*** Opening Record set ***
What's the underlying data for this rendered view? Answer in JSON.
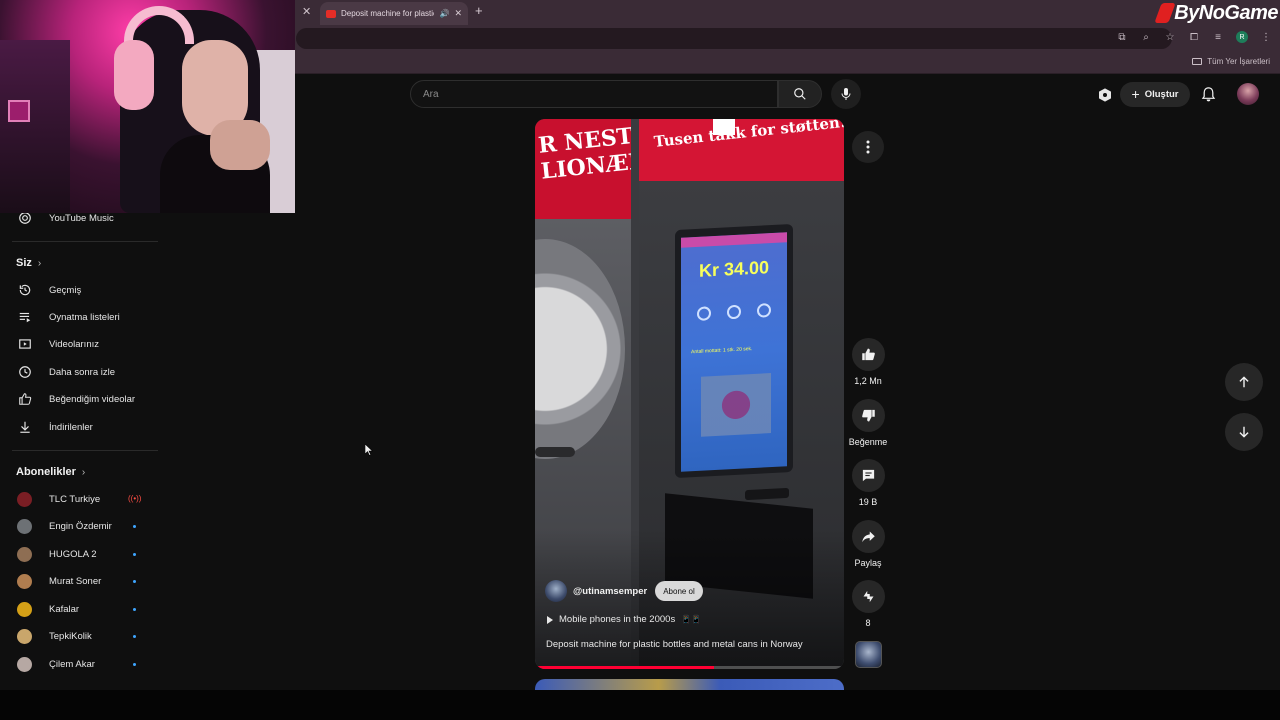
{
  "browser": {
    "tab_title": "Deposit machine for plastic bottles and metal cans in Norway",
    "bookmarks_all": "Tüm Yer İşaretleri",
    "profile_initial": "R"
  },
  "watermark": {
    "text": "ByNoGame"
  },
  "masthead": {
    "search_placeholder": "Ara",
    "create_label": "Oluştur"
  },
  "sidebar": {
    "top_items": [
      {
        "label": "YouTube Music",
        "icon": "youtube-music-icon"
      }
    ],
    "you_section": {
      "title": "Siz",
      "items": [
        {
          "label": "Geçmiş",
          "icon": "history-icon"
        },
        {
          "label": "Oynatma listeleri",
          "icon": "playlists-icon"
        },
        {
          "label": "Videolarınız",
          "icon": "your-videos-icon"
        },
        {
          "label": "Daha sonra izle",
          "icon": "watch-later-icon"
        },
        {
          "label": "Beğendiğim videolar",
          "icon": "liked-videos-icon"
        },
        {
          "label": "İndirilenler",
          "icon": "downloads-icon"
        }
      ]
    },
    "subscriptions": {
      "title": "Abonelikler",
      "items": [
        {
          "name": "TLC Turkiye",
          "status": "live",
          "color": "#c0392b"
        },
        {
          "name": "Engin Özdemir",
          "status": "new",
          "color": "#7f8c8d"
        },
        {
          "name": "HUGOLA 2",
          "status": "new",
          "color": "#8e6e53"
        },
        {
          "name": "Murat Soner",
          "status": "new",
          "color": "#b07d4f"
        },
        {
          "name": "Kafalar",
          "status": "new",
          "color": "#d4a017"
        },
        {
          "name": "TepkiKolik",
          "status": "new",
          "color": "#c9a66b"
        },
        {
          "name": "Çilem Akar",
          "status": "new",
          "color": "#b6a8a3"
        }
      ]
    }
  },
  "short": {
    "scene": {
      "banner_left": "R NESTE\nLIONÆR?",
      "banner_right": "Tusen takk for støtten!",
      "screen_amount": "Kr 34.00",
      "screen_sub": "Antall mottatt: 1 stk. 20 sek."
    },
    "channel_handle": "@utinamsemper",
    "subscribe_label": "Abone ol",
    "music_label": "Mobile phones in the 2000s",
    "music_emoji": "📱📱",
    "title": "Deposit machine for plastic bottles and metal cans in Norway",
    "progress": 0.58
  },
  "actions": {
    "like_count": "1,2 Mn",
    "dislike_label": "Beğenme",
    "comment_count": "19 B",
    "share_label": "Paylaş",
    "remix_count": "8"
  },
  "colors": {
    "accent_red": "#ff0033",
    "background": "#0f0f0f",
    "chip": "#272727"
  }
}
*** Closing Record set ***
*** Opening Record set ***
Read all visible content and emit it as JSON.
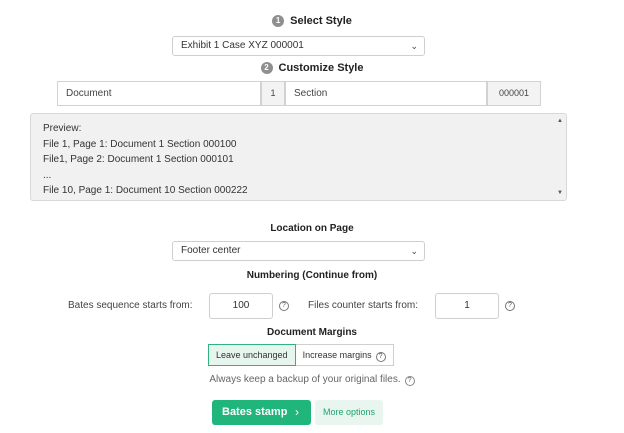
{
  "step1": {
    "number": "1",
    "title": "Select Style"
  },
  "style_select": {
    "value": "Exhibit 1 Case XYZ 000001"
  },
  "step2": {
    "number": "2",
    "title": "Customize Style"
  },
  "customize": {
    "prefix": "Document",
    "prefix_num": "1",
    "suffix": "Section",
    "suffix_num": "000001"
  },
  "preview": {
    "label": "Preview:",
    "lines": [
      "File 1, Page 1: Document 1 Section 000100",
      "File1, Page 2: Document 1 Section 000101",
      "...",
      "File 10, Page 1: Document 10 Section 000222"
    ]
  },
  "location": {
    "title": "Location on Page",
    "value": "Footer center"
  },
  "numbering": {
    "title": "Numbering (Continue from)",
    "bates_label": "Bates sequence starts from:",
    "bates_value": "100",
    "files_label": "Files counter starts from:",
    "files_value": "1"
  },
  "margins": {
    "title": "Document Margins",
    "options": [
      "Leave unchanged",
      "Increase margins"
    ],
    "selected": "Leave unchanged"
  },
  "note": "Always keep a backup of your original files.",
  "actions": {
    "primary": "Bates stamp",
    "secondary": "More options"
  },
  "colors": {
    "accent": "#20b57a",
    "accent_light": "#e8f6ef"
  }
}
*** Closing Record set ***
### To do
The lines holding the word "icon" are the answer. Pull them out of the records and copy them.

### Output for this task
        "icon": "youtube-music-icon"
          "icon": "history-icon"
          "icon": "playlists-icon"
          "icon": "your-videos-icon"
          "icon": "watch-later-icon"
          "icon": "liked-videos-icon"
          "icon": "downloads-icon"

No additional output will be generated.